** Opening DATA FOR ANALYSIS block **
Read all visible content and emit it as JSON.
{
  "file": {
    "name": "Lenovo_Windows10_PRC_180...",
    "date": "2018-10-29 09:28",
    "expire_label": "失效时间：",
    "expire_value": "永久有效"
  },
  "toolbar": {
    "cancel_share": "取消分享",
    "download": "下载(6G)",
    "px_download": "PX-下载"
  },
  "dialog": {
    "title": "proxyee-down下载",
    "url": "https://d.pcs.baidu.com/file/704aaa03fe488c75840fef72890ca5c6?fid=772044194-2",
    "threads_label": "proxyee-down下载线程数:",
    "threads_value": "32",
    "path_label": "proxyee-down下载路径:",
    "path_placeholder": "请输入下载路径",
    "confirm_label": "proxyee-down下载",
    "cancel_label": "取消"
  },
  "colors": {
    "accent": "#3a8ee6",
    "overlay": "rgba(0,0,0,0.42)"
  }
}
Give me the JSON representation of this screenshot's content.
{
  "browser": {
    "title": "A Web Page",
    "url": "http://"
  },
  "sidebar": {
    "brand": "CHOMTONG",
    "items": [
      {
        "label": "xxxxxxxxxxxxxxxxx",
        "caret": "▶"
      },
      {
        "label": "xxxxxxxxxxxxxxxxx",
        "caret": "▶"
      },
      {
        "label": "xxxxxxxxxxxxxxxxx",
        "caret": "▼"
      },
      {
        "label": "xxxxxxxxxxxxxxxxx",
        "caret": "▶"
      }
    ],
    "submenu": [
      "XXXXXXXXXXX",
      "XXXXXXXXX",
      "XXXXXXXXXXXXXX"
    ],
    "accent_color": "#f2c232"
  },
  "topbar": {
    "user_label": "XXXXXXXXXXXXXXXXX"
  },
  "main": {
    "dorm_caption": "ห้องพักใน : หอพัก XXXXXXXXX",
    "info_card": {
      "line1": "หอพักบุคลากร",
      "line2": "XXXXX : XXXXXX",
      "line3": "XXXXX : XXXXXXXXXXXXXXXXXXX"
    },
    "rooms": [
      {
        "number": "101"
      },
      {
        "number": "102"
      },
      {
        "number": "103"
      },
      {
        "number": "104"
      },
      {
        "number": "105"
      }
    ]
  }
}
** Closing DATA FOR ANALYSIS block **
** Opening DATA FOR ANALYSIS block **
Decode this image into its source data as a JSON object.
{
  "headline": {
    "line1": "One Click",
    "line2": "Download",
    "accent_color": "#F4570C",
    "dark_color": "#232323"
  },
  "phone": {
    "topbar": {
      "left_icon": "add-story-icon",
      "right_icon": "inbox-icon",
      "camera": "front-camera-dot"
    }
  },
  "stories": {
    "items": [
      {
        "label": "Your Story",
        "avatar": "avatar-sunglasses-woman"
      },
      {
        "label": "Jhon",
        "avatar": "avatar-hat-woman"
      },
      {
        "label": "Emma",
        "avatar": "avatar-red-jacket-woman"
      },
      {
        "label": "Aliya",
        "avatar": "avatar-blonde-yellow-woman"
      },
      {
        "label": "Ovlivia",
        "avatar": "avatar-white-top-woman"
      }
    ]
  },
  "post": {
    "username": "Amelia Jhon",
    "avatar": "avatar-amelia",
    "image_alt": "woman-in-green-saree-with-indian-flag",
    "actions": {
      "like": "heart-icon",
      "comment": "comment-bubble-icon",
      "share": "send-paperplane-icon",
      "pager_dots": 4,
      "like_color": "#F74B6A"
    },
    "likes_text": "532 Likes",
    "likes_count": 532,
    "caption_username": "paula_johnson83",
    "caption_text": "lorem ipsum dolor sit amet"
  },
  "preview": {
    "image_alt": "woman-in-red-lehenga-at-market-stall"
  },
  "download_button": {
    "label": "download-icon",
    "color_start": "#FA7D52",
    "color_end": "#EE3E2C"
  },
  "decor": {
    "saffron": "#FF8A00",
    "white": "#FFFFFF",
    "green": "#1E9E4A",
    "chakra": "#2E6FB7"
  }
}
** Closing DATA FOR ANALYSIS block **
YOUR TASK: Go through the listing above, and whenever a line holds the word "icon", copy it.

SOLUTION FOR THIS EXERCISE:
      "left_icon": "add-story-icon",
      "right_icon": "inbox-icon",
      "like": "heart-icon",
      "comment": "comment-bubble-icon",
      "share": "send-paperplane-icon",
    "label": "download-icon",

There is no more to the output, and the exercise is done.